Greg Blackmon is a new choreographer and DanceWorks Chicago alum. DanceWorks Chicago was founded in 2007 and gives early career artists an environment where they can build a foundation and hone their artistry through training, collaboration, performances and mentoring opportunities. They also showcase work from established choreographers.
Greg recently choreographed “PACK: And for All the Lost Ones” for DanceChance, a showcase which features choreographers chosen by chance. Afterwards, his piece was taken into the DWC repertoire – marking the first time that DWC dancer has become a DWC choreographer.
“PACK: And for All the Lost Ones” will make its premiere with DWC on Sunday, November 16 at DanceMoves.
What inspired your piece “Pack: And for All the Lost Ones”?
The piece is actually about a friend of mine and former DWC dancer, Marco Antonio Huicochea Gonzalez, who passed away during his time with us. It was a really rough loss for all of us, and after a few months of reflection I decided I would like to honor him through the art form we got to share with one another.
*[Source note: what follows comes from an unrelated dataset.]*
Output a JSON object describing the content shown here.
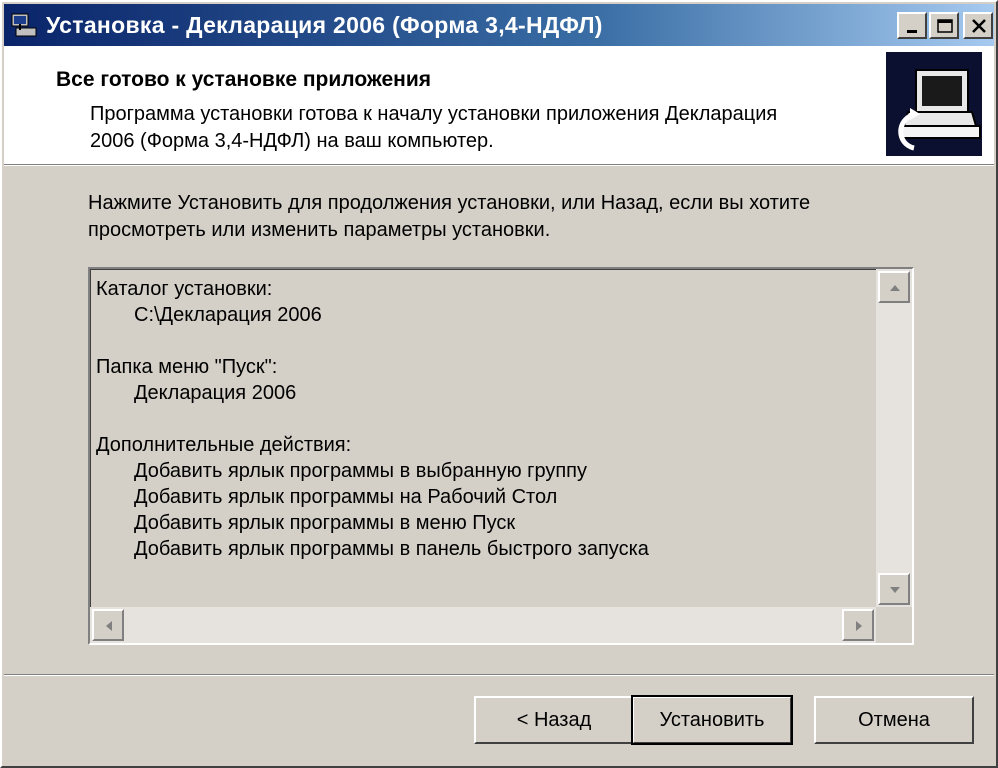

So I dropped my name into the fishbowl at Dance Chance and wound up getting selected, which allowed this idea to come to fruition.
What music did you chose for this piece?
I chose a song by an Icelandic band called Sigúr Ros, “All Alright.” I’d heard it when a friend of mine used it years before for a piece of his own and I’ve always been in love with the juxtaposition of the music’s reflective, emotional tone and its instrumental minimalism.
What style is “Pack: And for All the Lost Ones”?
I would consider the piece to be contemporary. I’ve implemented some ballet principles, but re-imagined and reconfigured them to fit more organic movement.
What is your choreographic process like?
Since I’m just starting out, I think I’ll say my process from piece to piece will be different every time. I like to believe every task– not just in dance, but in life in general– has a formula specific to itself that will breed the most success in terms of what your goals are. This piece started with me taking a lot of note from the emotional displays of animals, mainly dogs/wolves, and fusing that honesty and the body language with styles of contemporary movement that I love.
When did you find out that “Pack: And for All the Lost Ones” was going to be added to the DWC rep?
A few weeks after Julie saw the piece at Dance Chance, she asked if Matt (the other original dancer and a current DWC company member) and I would like to perform “Pack…” at the Dance for Life kickoff gala this summer, which was exciting in itself because so many people that I admire in the dance world got to see it. And then about 3 or 4 weeks after that, Julie asked if we could meet to discuss how it would work its way into the DWC repertoire.
How did you feel when found this out?
I was absolutely ecstatic! This was my first creation as a professional choreographer, and I didn’t even aspire for it to be anything more than what it was– a short, sweet dedication to a very dear friend and to the family that I’ve found in DanceWorks Chicago, as well as a sort of memorial for everyone who’s ever been lost from this world (because everyone means something to someone. And everyone is loved very dearly by someone.). And it’s grown into something that a ton of other people will get to see and hold dear to their hearts because of one idea that I had.
What did you learn during your time at DanceWorks Chicago and how has it helped you?
I could write a book on everything that I’ve learned here. One of the most important things is that you really are a person first and THEN an artist. I think a lot of dancers can get really caught up in the idea of this art form we dedicate our lives to and all of the prestige surrounding the mental and physical dedication it takes, and we forget that we have to be people inside of the movement. Otherwise, you’re just someone else who can throw a leg up or point your foot and pretend to say something, or imply an idea, but never really say anything…never really give it meaning.
I’ve also learned to be more patient and a bit less of a perfectionist. I’ll never forget Julie Nakagawa pulling me aside one day while we were on your and telling me “Just do the work. Don’t fuss or obsess about the mistakes. Just… do… the work. That’s really all anyone can ask of you. But you have to really do it.”
What are some of your dance goals and dreams for the future?
I think my biggest dream for the future is to continue exploring movement and manifesting both my own ideas and the ideas of others through dance. It’s so much fun translating something as abstract as a simple thought into something as tangible as dance. And I love knowing that the things I can put on a stage will touch each audience member in a way that’s unique to them and their experience, because that’s what art does. It stirs people in a multitude of ways and the beauty of it lies in the undeniable sincerity of their response.